Online courses have made it possible for Cara Sampson to work toward earning her bachelor’s degrees in criminology and criminal justice and sociology and a minor certificate in trauma studies at UMSL. (Photo by August Jennewein)

Newlywed Cara Sampson moved her 10-year-old daughter from Georgia to Sullivan, Mo., last August, bought a foreclosed home that needed major work and continued to work on her undergraduate degree. To say she was a little strapped for time would be an understatement.

However, the flexibility of online classes offered at the University of Missouri–St. Louis helped Sampson stay on track to graduate with bachelor’s degrees in criminology and criminal justice and sociology and a minor certificate in trauma studies.

The Department of Criminology and Criminal Justice at UMSL offers all of their undergraduate courses online, which makes it possible to earn a bachelor’s degree completely online.

“When I first looked at schools, the idea that UMSL’s Department of Criminology and Criminal Justice program was ranked fourth in the nation by U.S. News and World Report is what hooked me,” she said. “But because of my life and schedule when I first moved here, if not for the opportunity to take four online classes last semester, I wouldn’t have been able to go full time.”

The department has been offering online courses for a number of years, said Finn-Aage Esbensen, the E. Desmond Lee Endowed Professor of Youth Crime and Violence and department chair.

“We realized several years ago that we needed to offer online courses to serve our students, stay competitive and boost enrollment,” Esbensen said.

Since 2009, the department has more than tripled both their course offerings and enrollment in online courses.
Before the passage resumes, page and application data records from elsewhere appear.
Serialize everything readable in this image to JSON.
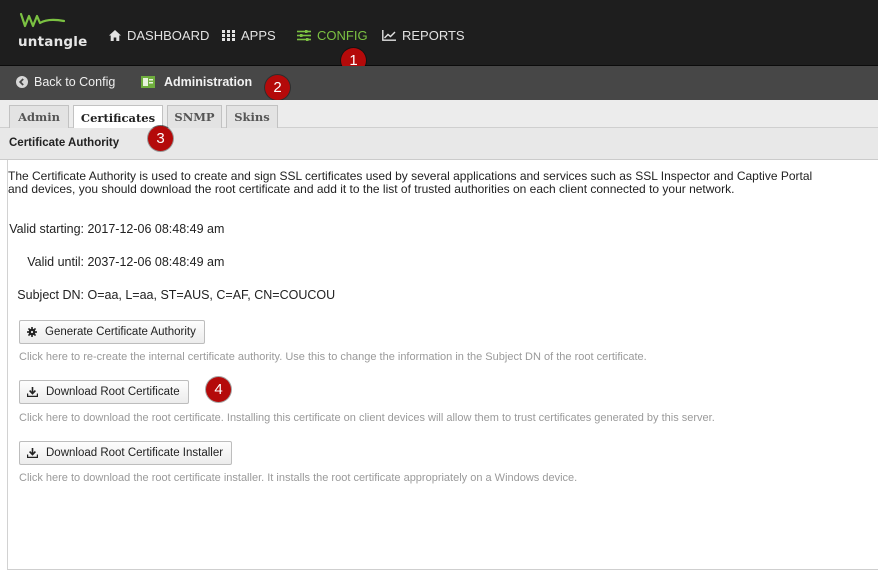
{
  "app": {
    "brand": "untangle",
    "brand_color": "#7bc142"
  },
  "nav": {
    "items": [
      {
        "label": "DASHBOARD",
        "icon": "home-icon"
      },
      {
        "label": "APPS",
        "icon": "grid-icon"
      },
      {
        "label": "CONFIG",
        "icon": "sliders-icon",
        "active": true
      },
      {
        "label": "REPORTS",
        "icon": "line-chart-icon"
      }
    ]
  },
  "subbar": {
    "back_label": "Back to Config",
    "crumb": "Administration"
  },
  "tabs": [
    {
      "label": "Admin"
    },
    {
      "label": "Certificates",
      "active": true
    },
    {
      "label": "SNMP"
    },
    {
      "label": "Skins"
    }
  ],
  "panel": {
    "title": "Certificate Authority",
    "intro_line1": "The Certificate Authority is used to create and sign SSL certificates used by several applications and services such as SSL Inspector and Captive Portal",
    "intro_line2": "and devices, you should download the root certificate and add it to the list of trusted authorities on each client connected to your network.",
    "fields": [
      {
        "label": "Valid starting:",
        "value": "2017-12-06 08:48:49 am"
      },
      {
        "label": "Valid until:",
        "value": "2037-12-06 08:48:49 am"
      },
      {
        "label": "Subject DN:",
        "value": "O=aa, L=aa, ST=AUS, C=AF, CN=COUCOU"
      }
    ],
    "actions": [
      {
        "label": "Generate Certificate Authority",
        "icon": "gear-icon",
        "help": "Click here to re-create the internal certificate authority. Use this to change the information in the Subject DN of the root certificate."
      },
      {
        "label": "Download Root Certificate",
        "icon": "download-icon",
        "help": "Click here to download the root certificate. Installing this certificate on client devices will allow them to trust certificates generated by this server."
      },
      {
        "label": "Download Root Certificate Installer",
        "icon": "download-icon",
        "help": "Click here to download the root certificate installer. It installs the root certificate appropriately on a Windows device."
      }
    ]
  },
  "markers": [
    "1",
    "2",
    "3",
    "4"
  ]
}
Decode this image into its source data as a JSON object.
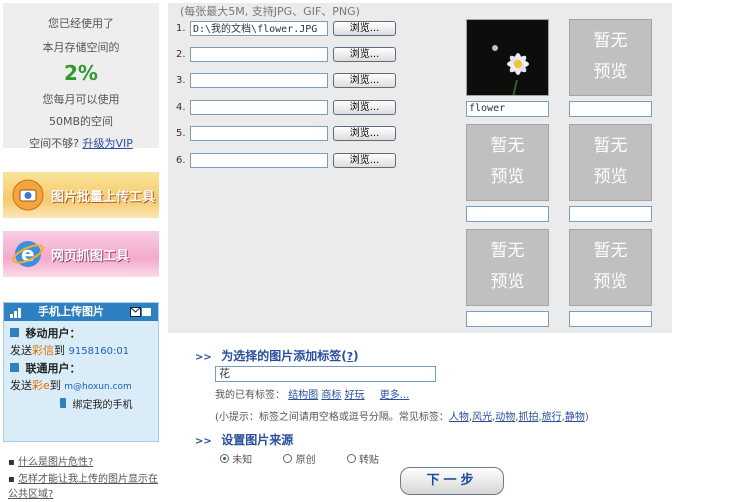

“We started developing courses,” he said. “We began offering undergraduate courses and steadily increasing the offerings each semester.

“Our faculty really enjoy online as a different mode of delivery, but work hard to ensure the online experience is the same or similar to the classroom experience and not watered down in anyway.”

It’s working. Online courses continue to be popular and new ones are added each semester.

“All of our online classes fill up, usually before our on-campus classes, so there is a demand,” Esbensen said.

Sampson, who hopes to complete her undergraduate degree in May 2015, said she plans to continue alternating with both online and on-campus courses.

“I like the flexibility online gives me, and with my schedule I need that,” she said. “But I also like the opportunity to become part of the campus and interact with others, and that’s what on-campus classes provide.”

Once she earns her degree, Sampson plans to enroll in UMSL’s master’s degree program in psychology. She’d like to work in a prison or correctional faculty as a counselor.

The UMSL Experience

Jen Hatton

Jen Hatton